EGU General Assembly 2023
© Author(s) 2023. This work is distributed under
the Creative Commons Attribution 4.0 License.

Modelling compound flooding events for multiple hazards mapping: an example from Sweden.

Faisal Bin Ashraf, Marlon Vieira Passos, and Karina Barquet
Faisal Bin Ashraf et al.
  • Stockholm Environment Institute, Stockholm, Sweden (

Globally climate change has increased exposure to multiple hazards. In Sweden, 10-year events of precipitation and streamflow have started to cluster around the summer months for most of the country. However, Sweden's south and west coasts are especially vulnerable to river flooding events caused by extreme sea surges during the winter. This national-level analysis needs to be combined with detailed local assessments to quantify the hazard properly, its potential impacts and cascading effects. In response to this need, we explore the impacts of multiple hydrometeorological (i.e., weather and water) events that happen simultaneously or close together in Halmstad. Furthermore, we investigate the effects of climate change on the intensity and frequency of these hazards by focusing on extreme – low likelihood but high impact – events. Due to its geographical location, Halmstad is particularly vulnerable to flooding risks. Wind and waves combine to make the city vulnerable to flooding and storm surges. That confluence triggers extreme local sea level rise, resulting in high sea levels in Halmstad compared to nearby coastal towns. These compound flooding events in Halmstad are expected to increase in future climate scenarios. We will simulate multiple scenarios of compound flooding events with a two-dimensional hydrodynamic model. The model's values used as boundary conditions will be based on computed joint return intervals for fluvial flooding and extreme sea surge. This study can not only be used to support local adaptation strategies but will also contribute to the body of knowledge on the issue of compound flooding events in a changing climate. Local-scale assessments like this one are necessary for a nuanced understanding of the possible impacts of multiple hazards on society. At the same time, societies' dependency on critical infrastructure and vital societal services is increasing due to growing system complexity and interconnectedness. Together, these shifts will likely increase societal vulnerability and impact adaptive capacity.
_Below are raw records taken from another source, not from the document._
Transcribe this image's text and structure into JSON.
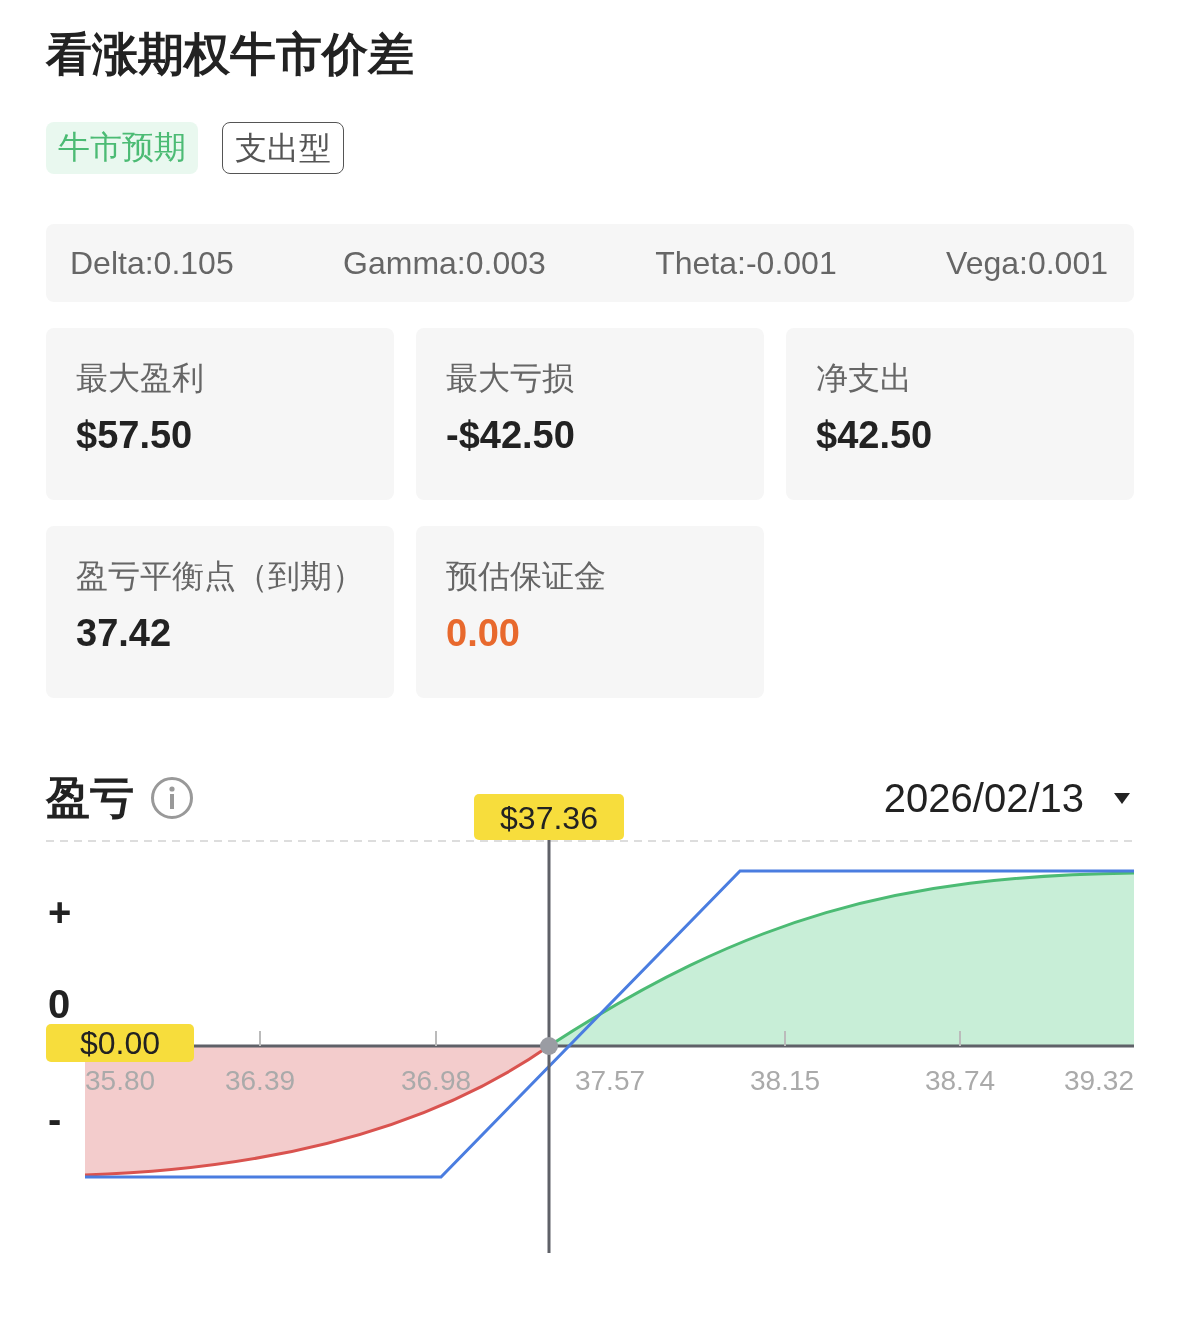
{
  "title": "看涨期权牛市价差",
  "tags": [
    {
      "label": "牛市预期",
      "kind": "filled"
    },
    {
      "label": "支出型",
      "kind": "outlined"
    }
  ],
  "greeks": [
    "Delta:0.105",
    "Gamma:0.003",
    "Theta:-0.001",
    "Vega:0.001"
  ],
  "metrics": [
    {
      "label": "最大盈利",
      "value": "$57.50",
      "kind": "plain"
    },
    {
      "label": "最大亏损",
      "value": "-$42.50",
      "kind": "plain"
    },
    {
      "label": "净支出",
      "value": "$42.50",
      "kind": "plain"
    },
    {
      "label": "盈亏平衡点（到期）",
      "value": "37.42",
      "kind": "plain"
    },
    {
      "label": "预估保证金",
      "value": "0.00",
      "kind": "highlight"
    }
  ],
  "pnl": {
    "title": "盈亏",
    "date": "2026/02/13",
    "chart": {
      "y_labels": [
        "+",
        "0",
        "-"
      ],
      "x_ticks": [
        "35.80",
        "36.39",
        "36.98",
        "37.57",
        "38.15",
        "38.74",
        "39.32"
      ],
      "cursor_price": "$37.36",
      "cursor_value": "$0.00"
    }
  }
}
How to cite: Ashraf, F. B., Passos, M. V., and Barquet, K.: Modelling compound flooding events for multiple hazards mapping: an example from Sweden., EGU General Assembly 2023, Vienna, Austria, 24–28 Apr 2023, EGU23-16828,, 2023.